Assignment:
What is needed is each line of the data below that holds the string "Hora".

Source data:
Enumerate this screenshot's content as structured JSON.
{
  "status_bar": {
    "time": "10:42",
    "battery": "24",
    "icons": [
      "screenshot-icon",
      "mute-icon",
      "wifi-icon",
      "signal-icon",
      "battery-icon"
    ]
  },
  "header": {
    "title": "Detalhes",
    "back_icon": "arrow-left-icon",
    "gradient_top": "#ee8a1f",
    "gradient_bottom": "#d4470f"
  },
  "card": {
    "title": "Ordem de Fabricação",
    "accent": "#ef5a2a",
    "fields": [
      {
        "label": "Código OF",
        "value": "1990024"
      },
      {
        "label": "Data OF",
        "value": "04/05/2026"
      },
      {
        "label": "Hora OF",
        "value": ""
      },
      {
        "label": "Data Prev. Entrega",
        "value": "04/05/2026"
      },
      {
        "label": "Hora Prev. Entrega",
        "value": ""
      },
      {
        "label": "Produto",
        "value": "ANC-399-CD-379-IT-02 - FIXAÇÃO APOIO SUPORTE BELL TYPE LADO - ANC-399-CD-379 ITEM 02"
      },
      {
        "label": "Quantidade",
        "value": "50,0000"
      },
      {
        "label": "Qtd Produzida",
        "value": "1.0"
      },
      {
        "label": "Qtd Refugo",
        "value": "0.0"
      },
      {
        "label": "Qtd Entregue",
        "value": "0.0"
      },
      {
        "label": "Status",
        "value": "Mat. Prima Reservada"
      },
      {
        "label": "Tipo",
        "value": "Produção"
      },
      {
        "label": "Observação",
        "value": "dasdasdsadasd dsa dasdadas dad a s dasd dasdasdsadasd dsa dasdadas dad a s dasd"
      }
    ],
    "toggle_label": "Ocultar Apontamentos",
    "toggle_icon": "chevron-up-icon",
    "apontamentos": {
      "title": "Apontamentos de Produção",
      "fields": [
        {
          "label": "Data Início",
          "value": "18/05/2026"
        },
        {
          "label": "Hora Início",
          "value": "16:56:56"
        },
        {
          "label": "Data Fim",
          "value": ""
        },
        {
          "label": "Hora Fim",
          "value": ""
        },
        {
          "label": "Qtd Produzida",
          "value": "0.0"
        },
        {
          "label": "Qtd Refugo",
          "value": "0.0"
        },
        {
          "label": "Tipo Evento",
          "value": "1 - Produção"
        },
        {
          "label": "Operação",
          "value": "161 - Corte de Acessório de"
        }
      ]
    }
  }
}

Exercise answer:
        "label": "Hora OF",
        "label": "Hora Prev. Entrega",
          "label": "Hora Início",
          "label": "Hora Fim",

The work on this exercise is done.